Envisioning the Two-State Solution: Young Political Leaders from Israel and Palestine
It has been nearly two decades since the inauguration of peace negotiations between Israel and the Palestinians and there is a great deal of skepticism surrounding their chances of producing a two-state solution. According to Ahmad Omeir and Danny Shaket of the OneVoice Movement, despite this reality, it is important that both the Palestinian and Israeli publics are prepared for the two-state solution's attainment and are empowered so that their voices of support for a resolution are heard.
On September 29, 2010, the Middle East Program hosted a panel discussion entitled, "Envisioning the Two-State Solution: Young Political Leaders from Israel and Palestine," with Ahmad Omeir and Danny Shaket, youth leaders for OneVoice Palestine and OneVoice Israel, respectively. Haleh Esfandiari, Director of the Middle East Program at the Woodrow Wilson Center, moderated the event.
Omeir and Shaket discussed their personal histories in relation to the Israeli-Palestinian conflict and their reasons for joining the OneVoice Movement. Omeir is Palestinian but was born in Kuwait and came to live in the West Bank in 1992. For him, life under occupation was an entirely new experience. Shaket was born in Netanya, Israel near Tel Aviv and, by his description, grew up a "regular" Israeli in a pro-peace household, insulated from the realities of the conflict. Both became acquainted with the conflict's ill effects. Bombings in his hometown during the Second Intifada made Shaket and his family fearful to venture outside. During the same period, Omeir personally witnessed the death of one of his friends. Though these experiences left them emotionally scarred and pessimistic for the future, Omeir and Shaket joined OneVoice because they, like a large number of their peers, are fed up with the constant state of conflict and want to help bring it to an end.
Before joining, the two were skeptical of OneVoice. Speaking to both sides' suspicion of indefinite negotiations, Shaket remarked that he wanted to not only talk but influence the situation for the better. Omeir had similar misgivings: he was not interested in yet another "dialogue group." Yet, they ended up seeing that OneVoice had a practical objective that both found appealing. OneVoice is a grassroots organization. It has offices in Israel and the West Bank, made for and staffed by Israelis and Palestinians, respectively, that work together and in parallel to help build consensus among the two national groups. As the two speakers noted, one of the biggest obstacles to a two-state solution has been the oppositional efforts of extremists on both sides. To counteract this, OneVoice Palestine and OneVoice Israel aim at amplifying the voices of the majorities in both societies that desire two states living side by side in peace and security.

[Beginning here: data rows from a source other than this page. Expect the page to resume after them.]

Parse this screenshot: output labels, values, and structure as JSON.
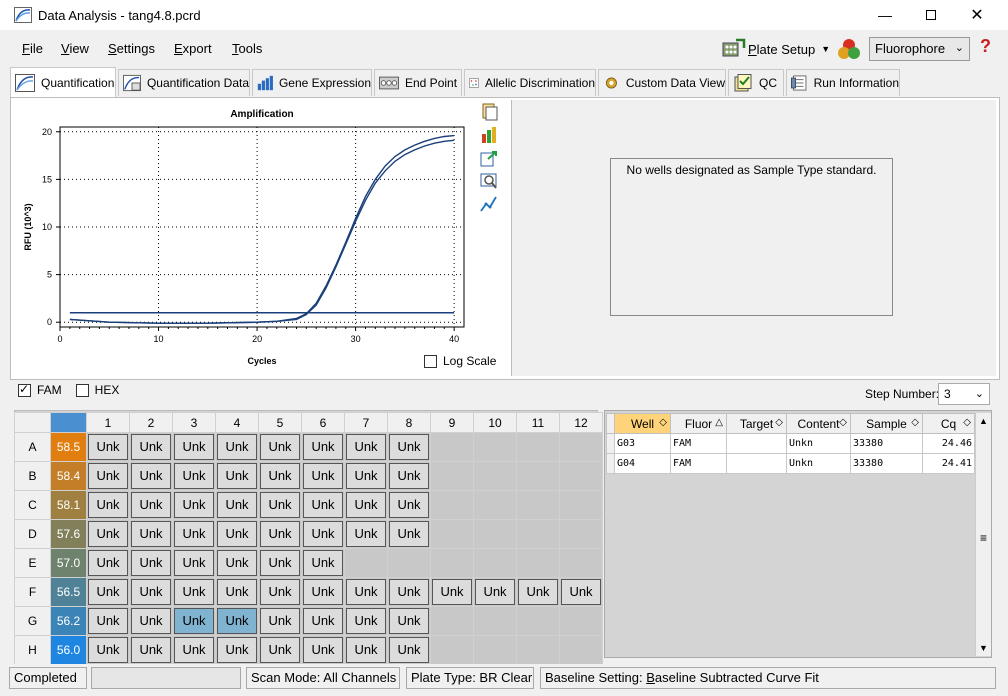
{
  "window": {
    "title": "Data Analysis - tang4.8.pcrd"
  },
  "menu": {
    "file": {
      "pre": "",
      "key": "F",
      "post": "ile"
    },
    "view": {
      "pre": "",
      "key": "V",
      "post": "iew"
    },
    "settings": {
      "pre": "",
      "key": "S",
      "post": "ettings"
    },
    "export": {
      "pre": "",
      "key": "E",
      "post": "xport"
    },
    "tools": {
      "pre": "",
      "key": "T",
      "post": "ools"
    },
    "plate_setup": {
      "pre": "",
      "key": "P",
      "post": "late Setup"
    },
    "fluorophore": "Fluorophore"
  },
  "tabs": [
    "Quantification",
    "Quantification Data",
    "Gene Expression",
    "End Point",
    "Allelic Discrimination",
    "Custom Data View",
    "QC",
    "Run Information"
  ],
  "chart_data": {
    "type": "line",
    "title": "Amplification",
    "xlabel": "Cycles",
    "ylabel": "RFU (10^3)",
    "xlim": [
      0,
      41
    ],
    "ylim": [
      -0.5,
      20.5
    ],
    "xticks": [
      0,
      10,
      20,
      30,
      40
    ],
    "yticks": [
      0,
      5,
      10,
      15,
      20
    ],
    "grid": true,
    "series": [
      {
        "values_x": [
          1,
          5,
          10,
          15,
          20,
          22,
          24,
          25,
          26,
          27,
          28,
          29,
          30,
          31,
          32,
          33,
          34,
          35,
          36,
          37,
          38,
          39,
          40
        ],
        "values_y": [
          0.3,
          0.0,
          -0.1,
          -0.1,
          0.0,
          0.1,
          0.4,
          0.9,
          2.0,
          3.8,
          6.0,
          8.4,
          10.9,
          13.2,
          15.0,
          16.4,
          17.4,
          18.1,
          18.6,
          19.0,
          19.3,
          19.5,
          19.6
        ]
      },
      {
        "values_x": [
          1,
          5,
          10,
          15,
          20,
          22,
          24,
          25,
          26,
          27,
          28,
          29,
          30,
          31,
          32,
          33,
          34,
          35,
          36,
          37,
          38,
          39,
          40
        ],
        "values_y": [
          0.3,
          0.0,
          -0.1,
          -0.1,
          0.0,
          0.1,
          0.3,
          0.8,
          1.8,
          3.6,
          5.8,
          8.2,
          10.6,
          12.8,
          14.6,
          15.9,
          16.9,
          17.6,
          18.1,
          18.5,
          18.8,
          19.0,
          19.1
        ]
      }
    ],
    "threshold": 1.0
  },
  "log_scale_label": "Log Scale",
  "std_message": "No wells designated as Sample Type standard.",
  "fluors": [
    {
      "label": "FAM",
      "checked": true
    },
    {
      "label": "HEX",
      "checked": false
    }
  ],
  "step": {
    "label": "Step Number:",
    "value": "3"
  },
  "plate": {
    "columns": [
      "1",
      "2",
      "3",
      "4",
      "5",
      "6",
      "7",
      "8",
      "9",
      "10",
      "11",
      "12"
    ],
    "rows": [
      {
        "label": "A",
        "temp": "58.5",
        "color": "#e07f10",
        "wells": 8
      },
      {
        "label": "B",
        "temp": "58.4",
        "color": "#c47e28",
        "wells": 8
      },
      {
        "label": "C",
        "temp": "58.1",
        "color": "#a08040",
        "wells": 8
      },
      {
        "label": "D",
        "temp": "57.6",
        "color": "#82805a",
        "wells": 8
      },
      {
        "label": "E",
        "temp": "57.0",
        "color": "#6e826e",
        "wells": 6
      },
      {
        "label": "F",
        "temp": "56.5",
        "color": "#4f8296",
        "wells": 12
      },
      {
        "label": "G",
        "temp": "56.2",
        "color": "#3a84b8",
        "wells": 8
      },
      {
        "label": "H",
        "temp": "56.0",
        "color": "#1e86e0",
        "wells": 8
      }
    ],
    "well_label": "Unk",
    "selected": [
      "G3",
      "G4"
    ]
  },
  "grid": {
    "headers": [
      "Well",
      "Fluor",
      "Target",
      "Content",
      "Sample",
      "Cq"
    ],
    "rows": [
      {
        "well": "G03",
        "fluor": "FAM",
        "target": "",
        "content": "Unkn",
        "sample": "33380",
        "cq": "24.46"
      },
      {
        "well": "G04",
        "fluor": "FAM",
        "target": "",
        "content": "Unkn",
        "sample": "33380",
        "cq": "24.41"
      }
    ]
  },
  "status": {
    "state": "Completed",
    "scan_mode": "Scan Mode: All Channels",
    "plate_type": "Plate Type: BR Clear",
    "baseline": {
      "pre": "Baseline Setting: ",
      "key": "B",
      "post": "aseline Subtracted Curve Fit"
    }
  }
}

Shaket says that he fears for the future of his country if an agreement is not reached between Israel and the Palestinians. Omeir, however, expressed some optimism despite his colleague's fears. He remarked that a large portion of the Palestinian community¬—63 percent—is between the ages of 15 and 35 and are generally more amenable to a compromise aimed at a two-state solution. Both speakers have a positive attitude towards a resolution of the conflict and reflect the aims of the OneVoice organization.
By Luke Hagberg, Middle East Program
Haleh Esfandiari, Middle East Program